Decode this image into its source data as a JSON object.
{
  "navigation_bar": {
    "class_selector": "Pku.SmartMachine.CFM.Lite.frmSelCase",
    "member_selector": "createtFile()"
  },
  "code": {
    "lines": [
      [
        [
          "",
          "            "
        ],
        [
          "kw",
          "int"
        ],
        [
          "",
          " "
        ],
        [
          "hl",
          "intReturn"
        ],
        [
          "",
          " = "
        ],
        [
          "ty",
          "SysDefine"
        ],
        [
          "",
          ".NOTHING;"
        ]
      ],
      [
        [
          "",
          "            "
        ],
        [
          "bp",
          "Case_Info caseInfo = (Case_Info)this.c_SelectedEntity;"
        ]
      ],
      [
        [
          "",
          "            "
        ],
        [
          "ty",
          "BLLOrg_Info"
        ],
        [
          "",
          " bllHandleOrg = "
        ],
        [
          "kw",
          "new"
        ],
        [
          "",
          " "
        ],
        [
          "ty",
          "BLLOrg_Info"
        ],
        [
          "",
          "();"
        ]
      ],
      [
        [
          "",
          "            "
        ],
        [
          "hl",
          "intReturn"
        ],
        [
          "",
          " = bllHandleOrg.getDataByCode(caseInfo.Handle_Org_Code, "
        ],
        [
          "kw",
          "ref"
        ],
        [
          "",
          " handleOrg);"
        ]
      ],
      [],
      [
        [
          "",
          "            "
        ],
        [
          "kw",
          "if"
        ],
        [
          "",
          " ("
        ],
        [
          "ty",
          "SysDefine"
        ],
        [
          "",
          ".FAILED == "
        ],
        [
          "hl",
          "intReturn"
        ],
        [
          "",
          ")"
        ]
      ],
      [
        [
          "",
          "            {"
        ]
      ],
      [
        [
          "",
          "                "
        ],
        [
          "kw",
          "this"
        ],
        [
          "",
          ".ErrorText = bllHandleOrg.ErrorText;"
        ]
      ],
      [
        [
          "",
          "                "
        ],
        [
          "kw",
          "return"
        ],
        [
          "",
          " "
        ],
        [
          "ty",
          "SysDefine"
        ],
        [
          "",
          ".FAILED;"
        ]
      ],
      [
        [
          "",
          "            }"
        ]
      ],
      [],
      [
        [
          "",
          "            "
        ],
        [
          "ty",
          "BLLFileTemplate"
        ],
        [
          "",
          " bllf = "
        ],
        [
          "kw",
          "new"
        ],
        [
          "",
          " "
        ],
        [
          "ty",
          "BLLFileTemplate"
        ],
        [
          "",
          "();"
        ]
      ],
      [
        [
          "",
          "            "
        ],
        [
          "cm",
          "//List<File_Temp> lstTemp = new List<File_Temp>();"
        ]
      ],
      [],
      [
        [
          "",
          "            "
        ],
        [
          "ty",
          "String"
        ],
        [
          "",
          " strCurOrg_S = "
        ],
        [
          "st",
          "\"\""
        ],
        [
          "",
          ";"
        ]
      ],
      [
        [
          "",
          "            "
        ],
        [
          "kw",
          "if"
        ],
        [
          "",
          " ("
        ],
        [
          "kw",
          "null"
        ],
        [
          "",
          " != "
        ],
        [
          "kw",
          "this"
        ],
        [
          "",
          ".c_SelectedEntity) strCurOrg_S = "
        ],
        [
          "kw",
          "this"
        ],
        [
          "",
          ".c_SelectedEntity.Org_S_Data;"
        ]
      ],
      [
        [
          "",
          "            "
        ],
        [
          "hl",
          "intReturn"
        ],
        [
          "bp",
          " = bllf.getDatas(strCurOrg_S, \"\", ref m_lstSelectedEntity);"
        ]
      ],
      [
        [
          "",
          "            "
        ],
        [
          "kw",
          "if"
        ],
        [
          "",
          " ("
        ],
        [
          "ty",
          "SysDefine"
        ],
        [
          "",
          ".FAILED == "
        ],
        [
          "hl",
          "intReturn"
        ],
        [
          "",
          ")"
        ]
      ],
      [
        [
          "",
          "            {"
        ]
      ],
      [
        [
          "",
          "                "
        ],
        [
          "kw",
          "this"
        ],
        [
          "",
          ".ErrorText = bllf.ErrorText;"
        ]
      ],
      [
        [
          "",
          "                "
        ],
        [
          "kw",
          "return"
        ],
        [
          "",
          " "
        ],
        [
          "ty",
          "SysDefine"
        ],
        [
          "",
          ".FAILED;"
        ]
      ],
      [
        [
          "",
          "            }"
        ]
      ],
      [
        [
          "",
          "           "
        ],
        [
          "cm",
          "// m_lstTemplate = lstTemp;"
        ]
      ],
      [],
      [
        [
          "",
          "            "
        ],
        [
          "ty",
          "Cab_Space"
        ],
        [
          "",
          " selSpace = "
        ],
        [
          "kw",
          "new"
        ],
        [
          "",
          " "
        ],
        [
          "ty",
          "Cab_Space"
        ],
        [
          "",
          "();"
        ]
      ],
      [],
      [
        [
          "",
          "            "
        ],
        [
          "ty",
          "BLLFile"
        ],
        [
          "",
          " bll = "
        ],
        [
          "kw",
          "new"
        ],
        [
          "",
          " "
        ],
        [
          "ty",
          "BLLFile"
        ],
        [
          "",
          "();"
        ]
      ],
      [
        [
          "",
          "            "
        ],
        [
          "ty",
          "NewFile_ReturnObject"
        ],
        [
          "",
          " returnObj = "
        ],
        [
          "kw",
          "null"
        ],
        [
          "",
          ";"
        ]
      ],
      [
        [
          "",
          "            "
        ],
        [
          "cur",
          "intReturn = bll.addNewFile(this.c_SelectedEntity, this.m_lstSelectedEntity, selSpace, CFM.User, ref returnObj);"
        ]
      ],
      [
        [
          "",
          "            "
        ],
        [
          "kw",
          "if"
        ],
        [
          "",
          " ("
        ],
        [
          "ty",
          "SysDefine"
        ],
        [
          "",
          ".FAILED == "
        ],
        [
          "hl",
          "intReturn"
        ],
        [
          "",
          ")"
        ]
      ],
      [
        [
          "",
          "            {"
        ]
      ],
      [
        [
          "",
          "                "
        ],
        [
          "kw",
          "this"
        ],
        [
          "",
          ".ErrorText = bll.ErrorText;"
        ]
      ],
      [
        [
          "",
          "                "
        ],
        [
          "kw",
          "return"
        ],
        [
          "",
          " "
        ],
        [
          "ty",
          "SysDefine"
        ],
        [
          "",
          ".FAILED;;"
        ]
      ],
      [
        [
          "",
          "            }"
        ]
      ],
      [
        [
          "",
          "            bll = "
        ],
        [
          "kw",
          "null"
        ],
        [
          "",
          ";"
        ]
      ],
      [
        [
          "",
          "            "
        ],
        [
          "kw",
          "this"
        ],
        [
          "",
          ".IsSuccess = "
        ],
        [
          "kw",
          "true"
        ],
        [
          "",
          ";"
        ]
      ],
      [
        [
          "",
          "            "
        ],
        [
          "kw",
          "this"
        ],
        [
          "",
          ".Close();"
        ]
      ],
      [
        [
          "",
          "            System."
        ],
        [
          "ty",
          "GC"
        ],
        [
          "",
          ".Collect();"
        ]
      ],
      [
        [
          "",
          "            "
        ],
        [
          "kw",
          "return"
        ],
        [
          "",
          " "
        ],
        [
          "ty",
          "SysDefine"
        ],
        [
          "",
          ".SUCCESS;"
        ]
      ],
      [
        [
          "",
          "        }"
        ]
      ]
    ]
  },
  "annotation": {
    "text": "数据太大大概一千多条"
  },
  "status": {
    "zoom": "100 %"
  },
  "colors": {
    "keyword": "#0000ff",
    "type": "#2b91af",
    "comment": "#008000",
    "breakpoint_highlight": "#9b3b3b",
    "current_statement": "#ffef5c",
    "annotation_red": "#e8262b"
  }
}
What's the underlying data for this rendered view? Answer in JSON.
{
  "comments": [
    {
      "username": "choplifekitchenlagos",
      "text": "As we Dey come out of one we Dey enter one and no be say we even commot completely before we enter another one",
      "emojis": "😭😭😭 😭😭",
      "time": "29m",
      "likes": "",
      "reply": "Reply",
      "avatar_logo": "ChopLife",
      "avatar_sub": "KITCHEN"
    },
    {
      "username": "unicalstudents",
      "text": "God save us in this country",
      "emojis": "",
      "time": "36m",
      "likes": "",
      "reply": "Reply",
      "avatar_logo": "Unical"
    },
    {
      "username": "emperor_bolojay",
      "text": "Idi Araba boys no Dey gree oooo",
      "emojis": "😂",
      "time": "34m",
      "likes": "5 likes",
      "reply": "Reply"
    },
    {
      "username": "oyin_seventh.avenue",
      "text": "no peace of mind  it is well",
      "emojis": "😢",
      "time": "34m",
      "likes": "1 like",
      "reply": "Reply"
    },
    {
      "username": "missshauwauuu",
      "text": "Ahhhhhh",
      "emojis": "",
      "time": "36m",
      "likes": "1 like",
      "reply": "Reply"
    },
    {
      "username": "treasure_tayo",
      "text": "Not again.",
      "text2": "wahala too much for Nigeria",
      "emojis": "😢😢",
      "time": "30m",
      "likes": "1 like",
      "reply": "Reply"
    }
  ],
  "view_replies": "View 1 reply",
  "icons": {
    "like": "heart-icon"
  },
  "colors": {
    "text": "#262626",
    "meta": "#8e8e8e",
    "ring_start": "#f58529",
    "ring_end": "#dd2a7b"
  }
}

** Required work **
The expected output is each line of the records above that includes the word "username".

** Solved problem **
      "username": "choplifekitchenlagos",
      "username": "unicalstudents",
      "username": "emperor_bolojay",
      "username": "oyin_seventh.avenue",
      "username": "missshauwauuu",
      "username": "treasure_tayo",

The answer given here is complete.